Algorithms are based literally on hundreds of factors, many of which remain a mystery. However, the algorithm updates released by Google can make a massive impact on your website performance. And what we do know about them is that Google is starting to release them more regularly. Three of the most significant changes to Google’s algorithm updates have occurred in recent months: Panda, Penguin and Hummingbird. Let’s take a closer look at how they work and how you can improve your website performance by understanding them better. Panda Updates Launched in February 2011, Panda caused something of a sensation when it was released. Its primary objective was to promote high quality sites and demote the lower quality ones. The biggest culprits that were affected by the updates were those that duplicated or stole content from other websites to help their own search performance. At first glance, most SEO experts thought that Panda was targeting sites with lots of back links but this turned out not to be the case. This Moz.com article summarizes Panda in a few lines:
Google refreshes the Panda algorithm approximately monthly. They used to announce whenever they were refreshing the algorithm, but now they only do this if there is a really big change to the Panda algorithm. What happens when the Panda algorithm refreshes is that Google takes a new look at each site on the web and determines whether or not it looks like a quality site in regards to the criteria that the Panda algorithm looks at.
Penguin Algorithm Updates Rolled out in April 2012, Penguin’s job is to undo the SEO traction gained by websites making use of unnatural back link building.
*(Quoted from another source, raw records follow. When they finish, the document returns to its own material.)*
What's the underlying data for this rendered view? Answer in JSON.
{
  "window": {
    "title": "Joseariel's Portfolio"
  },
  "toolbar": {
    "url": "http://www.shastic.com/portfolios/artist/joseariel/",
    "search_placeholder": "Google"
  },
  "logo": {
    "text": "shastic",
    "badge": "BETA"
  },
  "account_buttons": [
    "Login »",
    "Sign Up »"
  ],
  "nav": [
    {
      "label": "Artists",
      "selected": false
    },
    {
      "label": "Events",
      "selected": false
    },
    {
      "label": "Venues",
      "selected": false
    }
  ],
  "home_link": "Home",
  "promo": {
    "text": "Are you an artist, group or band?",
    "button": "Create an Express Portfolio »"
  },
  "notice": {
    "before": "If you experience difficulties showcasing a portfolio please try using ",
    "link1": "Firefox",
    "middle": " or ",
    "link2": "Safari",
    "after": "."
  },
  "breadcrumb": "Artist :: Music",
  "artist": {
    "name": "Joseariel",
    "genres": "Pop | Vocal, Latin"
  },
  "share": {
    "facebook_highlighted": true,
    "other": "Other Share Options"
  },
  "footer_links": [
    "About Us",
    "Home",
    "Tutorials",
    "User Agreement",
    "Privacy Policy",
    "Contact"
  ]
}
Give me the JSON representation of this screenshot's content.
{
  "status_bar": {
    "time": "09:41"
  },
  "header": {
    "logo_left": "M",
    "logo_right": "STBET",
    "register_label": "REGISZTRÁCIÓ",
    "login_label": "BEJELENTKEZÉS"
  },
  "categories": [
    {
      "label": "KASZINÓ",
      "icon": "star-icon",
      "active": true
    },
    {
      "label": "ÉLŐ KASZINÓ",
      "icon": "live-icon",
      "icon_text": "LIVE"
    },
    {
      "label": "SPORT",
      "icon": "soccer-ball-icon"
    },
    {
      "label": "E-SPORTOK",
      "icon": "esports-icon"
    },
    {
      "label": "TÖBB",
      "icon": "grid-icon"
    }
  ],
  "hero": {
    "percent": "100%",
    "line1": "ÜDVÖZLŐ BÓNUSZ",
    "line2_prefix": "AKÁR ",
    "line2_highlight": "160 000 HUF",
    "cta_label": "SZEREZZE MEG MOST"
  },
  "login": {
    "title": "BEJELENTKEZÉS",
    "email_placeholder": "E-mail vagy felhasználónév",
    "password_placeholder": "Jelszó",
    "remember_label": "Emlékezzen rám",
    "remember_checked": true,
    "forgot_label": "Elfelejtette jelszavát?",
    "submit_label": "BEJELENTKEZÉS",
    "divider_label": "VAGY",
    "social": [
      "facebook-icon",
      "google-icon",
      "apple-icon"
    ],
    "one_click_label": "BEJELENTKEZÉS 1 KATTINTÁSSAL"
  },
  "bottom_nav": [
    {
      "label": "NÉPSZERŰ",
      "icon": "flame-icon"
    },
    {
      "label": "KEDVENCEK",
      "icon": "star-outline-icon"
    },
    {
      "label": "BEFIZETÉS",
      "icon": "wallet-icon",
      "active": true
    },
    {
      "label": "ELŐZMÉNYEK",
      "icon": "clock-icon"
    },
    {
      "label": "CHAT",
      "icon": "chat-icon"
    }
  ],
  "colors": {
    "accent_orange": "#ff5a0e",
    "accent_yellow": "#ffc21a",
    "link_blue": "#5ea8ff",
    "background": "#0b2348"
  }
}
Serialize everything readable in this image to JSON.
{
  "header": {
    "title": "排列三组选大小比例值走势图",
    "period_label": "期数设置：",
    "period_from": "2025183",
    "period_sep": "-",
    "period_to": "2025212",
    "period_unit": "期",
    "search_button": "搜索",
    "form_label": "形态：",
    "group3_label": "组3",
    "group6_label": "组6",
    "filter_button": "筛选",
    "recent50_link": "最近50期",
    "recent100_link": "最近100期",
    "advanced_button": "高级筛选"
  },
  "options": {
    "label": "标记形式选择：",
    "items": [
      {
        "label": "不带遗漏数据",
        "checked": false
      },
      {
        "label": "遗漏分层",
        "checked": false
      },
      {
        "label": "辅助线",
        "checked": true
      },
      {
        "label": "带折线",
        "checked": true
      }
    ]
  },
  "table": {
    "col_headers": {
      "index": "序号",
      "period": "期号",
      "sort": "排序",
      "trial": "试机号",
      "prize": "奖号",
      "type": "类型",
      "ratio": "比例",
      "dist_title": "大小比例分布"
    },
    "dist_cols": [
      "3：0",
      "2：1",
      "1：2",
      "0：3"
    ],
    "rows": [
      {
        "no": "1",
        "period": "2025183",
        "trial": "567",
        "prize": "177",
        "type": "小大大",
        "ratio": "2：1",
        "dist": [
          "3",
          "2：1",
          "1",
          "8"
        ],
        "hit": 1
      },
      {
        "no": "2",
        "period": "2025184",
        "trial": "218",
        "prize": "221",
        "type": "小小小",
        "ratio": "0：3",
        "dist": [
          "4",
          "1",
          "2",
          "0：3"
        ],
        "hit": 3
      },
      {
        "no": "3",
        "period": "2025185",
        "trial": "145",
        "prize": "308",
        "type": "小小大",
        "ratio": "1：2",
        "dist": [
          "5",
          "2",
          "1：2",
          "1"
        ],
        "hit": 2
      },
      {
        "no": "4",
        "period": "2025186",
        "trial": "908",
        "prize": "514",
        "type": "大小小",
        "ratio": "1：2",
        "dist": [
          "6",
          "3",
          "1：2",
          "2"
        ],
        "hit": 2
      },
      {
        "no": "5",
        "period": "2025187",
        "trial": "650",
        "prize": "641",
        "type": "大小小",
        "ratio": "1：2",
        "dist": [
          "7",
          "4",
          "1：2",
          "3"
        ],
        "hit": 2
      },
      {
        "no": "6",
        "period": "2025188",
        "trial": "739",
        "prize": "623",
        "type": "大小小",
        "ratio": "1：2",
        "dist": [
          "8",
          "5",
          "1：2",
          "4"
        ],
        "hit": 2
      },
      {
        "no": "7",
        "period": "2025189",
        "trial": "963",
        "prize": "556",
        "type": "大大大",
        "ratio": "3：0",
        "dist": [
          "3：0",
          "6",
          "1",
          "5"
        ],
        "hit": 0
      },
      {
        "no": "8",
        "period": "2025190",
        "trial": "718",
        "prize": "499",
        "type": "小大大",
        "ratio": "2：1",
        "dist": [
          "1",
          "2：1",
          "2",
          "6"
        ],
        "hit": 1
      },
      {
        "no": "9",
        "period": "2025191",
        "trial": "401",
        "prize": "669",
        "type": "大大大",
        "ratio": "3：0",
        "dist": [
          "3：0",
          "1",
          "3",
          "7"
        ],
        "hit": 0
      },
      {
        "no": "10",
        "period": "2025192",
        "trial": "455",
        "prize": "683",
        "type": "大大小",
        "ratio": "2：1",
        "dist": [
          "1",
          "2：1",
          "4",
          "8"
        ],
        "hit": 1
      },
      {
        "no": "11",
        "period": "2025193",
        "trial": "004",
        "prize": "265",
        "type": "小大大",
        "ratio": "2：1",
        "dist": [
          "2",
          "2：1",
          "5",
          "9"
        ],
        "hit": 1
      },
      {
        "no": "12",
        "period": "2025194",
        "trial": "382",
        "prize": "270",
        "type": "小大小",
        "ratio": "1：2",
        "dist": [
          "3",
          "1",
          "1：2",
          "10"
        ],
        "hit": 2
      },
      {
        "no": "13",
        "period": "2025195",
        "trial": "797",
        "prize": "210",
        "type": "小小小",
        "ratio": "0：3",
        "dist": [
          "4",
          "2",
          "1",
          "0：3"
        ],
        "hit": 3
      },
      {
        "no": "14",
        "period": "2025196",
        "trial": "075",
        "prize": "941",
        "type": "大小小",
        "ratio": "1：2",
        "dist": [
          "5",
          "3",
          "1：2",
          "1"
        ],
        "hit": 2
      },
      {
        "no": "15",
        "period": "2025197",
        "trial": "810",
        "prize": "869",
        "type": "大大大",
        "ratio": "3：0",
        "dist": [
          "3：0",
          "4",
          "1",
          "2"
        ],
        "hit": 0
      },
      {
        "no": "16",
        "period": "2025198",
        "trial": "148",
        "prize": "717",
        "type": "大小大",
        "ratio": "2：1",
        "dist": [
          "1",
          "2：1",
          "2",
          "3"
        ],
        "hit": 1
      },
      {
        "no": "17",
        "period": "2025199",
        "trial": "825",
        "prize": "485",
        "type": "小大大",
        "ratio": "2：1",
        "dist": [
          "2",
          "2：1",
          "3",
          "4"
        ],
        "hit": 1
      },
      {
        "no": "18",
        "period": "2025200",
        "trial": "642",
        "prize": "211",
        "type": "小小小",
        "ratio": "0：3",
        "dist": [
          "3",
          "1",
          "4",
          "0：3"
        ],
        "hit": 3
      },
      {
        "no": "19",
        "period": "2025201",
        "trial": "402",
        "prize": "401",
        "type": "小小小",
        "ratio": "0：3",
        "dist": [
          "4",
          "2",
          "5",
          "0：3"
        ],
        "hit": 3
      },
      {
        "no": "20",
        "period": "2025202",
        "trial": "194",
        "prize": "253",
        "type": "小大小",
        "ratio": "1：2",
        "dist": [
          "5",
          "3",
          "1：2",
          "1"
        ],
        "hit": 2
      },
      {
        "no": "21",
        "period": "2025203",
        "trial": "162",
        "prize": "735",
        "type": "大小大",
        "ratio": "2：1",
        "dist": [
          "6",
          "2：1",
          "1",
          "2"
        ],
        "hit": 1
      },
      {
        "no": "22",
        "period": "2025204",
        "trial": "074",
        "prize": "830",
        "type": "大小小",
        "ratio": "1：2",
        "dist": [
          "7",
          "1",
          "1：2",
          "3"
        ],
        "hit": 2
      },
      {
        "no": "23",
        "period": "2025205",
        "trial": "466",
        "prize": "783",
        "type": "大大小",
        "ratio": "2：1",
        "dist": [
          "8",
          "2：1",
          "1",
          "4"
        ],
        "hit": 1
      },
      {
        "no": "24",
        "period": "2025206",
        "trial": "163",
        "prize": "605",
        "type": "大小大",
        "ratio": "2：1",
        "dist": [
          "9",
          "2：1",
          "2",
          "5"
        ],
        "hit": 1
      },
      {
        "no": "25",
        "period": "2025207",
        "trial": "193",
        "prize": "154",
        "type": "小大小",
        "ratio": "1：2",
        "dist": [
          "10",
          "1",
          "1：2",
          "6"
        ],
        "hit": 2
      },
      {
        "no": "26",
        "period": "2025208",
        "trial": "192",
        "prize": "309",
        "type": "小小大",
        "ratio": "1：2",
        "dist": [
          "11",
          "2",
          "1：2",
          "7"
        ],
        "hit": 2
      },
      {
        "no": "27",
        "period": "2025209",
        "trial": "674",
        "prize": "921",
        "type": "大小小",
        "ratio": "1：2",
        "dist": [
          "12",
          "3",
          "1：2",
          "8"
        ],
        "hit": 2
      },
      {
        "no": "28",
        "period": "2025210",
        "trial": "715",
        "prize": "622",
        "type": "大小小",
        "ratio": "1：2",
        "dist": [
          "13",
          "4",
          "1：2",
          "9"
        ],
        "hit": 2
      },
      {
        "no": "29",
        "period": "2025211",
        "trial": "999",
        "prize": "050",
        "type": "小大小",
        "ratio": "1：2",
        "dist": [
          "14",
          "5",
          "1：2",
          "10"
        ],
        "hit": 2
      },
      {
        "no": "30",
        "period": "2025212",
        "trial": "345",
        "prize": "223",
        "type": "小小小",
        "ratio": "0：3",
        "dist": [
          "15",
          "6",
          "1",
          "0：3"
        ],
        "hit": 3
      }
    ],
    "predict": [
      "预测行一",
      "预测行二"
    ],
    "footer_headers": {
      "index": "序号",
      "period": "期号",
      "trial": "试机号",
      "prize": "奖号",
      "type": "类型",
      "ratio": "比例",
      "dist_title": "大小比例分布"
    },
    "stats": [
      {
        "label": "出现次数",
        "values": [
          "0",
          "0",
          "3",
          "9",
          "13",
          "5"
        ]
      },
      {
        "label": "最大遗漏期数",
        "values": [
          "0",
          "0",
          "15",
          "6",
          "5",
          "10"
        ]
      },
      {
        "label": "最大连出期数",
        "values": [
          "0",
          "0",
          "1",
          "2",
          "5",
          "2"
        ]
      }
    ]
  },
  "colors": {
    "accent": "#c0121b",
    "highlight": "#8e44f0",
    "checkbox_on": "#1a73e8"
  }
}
That means sites that have tried to cheat Google by using black hat or unethical SEO practices are penalized. So what should you do if you think you have been hit by Penguin? This Hubspot article provides some useful advice:
Just as you do with local NAP citations, you need to start thinking about branding citations for your SEO campaign. But instead of using your NAP, you need to focus on creating and distributing quality, relevant content on reputable websites with natural backlinks to your site. Some of these links will be follows, some will be no-follows; some will have a keyword in the anchor text, some won’t.
The Hummingbird Algorithm Updates When Hummingbird showed the world its wings, it was amidst Google’s 15th birthday celebrations in September 2013. Many people believe that Hummingbird was solely responsible for the demise of their website performance but the funny thing was that it was later revealed that Hummingbird had been operational for almost a month before it was formally announced, but no one actually noticed it. If you do not know whether you were affected or not, check your Analytics from 04 October 2013. The purpose of Hummingbird was to focus on and reward sites that can match Google users’ intent. The search focuses on location / geography as well as the specifics of the search. According to Amit Singhal, SVP of Search for Google:
The second key objective is the massive shift towards mobile search. As more people ask questions on their mobile phones the algorithm has to evolve to understand these longer, more complex queries. Google will keep reinventing itself to give you all you need for a simple and intuitive experience. At some point, pulling out a smartphone to do a search will feel as archaic as a dial-up modem.
If you’re running a website now, or plan to do so in the future, familiarizing yourself with the updates and what’s relevant to Google, can help you improve your results.